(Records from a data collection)
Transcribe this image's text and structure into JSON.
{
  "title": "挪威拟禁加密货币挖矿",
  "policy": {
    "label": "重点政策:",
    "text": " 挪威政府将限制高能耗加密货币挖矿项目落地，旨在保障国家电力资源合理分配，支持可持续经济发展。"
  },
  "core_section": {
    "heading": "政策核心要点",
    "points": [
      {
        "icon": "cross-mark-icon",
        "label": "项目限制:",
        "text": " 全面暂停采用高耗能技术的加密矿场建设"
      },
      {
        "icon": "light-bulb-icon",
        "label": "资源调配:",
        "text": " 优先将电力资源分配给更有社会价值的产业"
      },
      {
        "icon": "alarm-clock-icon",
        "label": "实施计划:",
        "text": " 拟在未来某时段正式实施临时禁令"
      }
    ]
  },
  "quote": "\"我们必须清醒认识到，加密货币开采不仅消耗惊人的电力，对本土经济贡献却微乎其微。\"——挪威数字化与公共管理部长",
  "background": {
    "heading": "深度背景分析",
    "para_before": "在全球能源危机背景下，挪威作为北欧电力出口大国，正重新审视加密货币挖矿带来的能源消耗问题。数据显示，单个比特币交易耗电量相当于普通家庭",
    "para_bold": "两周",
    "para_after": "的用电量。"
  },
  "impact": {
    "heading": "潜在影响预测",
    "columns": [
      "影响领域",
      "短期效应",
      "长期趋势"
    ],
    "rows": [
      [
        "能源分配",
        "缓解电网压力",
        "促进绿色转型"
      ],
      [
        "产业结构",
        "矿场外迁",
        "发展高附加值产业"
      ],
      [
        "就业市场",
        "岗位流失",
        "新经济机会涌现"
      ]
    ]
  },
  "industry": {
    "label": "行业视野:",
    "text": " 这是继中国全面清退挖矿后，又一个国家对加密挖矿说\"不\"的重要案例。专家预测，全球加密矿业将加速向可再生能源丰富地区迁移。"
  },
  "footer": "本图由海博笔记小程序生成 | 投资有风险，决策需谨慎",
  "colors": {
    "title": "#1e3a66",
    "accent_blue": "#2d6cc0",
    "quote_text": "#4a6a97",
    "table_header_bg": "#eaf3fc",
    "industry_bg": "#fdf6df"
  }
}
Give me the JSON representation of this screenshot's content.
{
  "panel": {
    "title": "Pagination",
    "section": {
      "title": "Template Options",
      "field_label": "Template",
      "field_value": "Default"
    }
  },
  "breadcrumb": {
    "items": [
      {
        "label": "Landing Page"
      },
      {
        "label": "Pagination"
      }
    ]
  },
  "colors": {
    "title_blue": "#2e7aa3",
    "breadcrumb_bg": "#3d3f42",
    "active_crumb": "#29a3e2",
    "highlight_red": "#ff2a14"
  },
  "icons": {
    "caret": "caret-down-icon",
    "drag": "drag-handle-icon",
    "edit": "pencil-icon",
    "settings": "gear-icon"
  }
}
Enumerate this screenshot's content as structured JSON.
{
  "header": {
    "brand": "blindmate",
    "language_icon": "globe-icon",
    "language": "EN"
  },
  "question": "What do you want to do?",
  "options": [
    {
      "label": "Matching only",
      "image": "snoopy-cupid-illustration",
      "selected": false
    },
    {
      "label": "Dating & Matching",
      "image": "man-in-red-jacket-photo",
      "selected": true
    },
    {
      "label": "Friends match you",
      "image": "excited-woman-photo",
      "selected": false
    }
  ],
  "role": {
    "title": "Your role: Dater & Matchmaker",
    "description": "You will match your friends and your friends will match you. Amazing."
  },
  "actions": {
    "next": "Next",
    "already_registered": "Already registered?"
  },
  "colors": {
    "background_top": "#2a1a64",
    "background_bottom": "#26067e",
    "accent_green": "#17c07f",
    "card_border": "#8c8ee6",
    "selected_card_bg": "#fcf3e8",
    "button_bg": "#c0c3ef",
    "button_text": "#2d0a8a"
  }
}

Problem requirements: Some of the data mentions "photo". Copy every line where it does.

Solution to the problem:
      "image": "man-in-red-jacket-photo",
      "image": "excited-woman-photo",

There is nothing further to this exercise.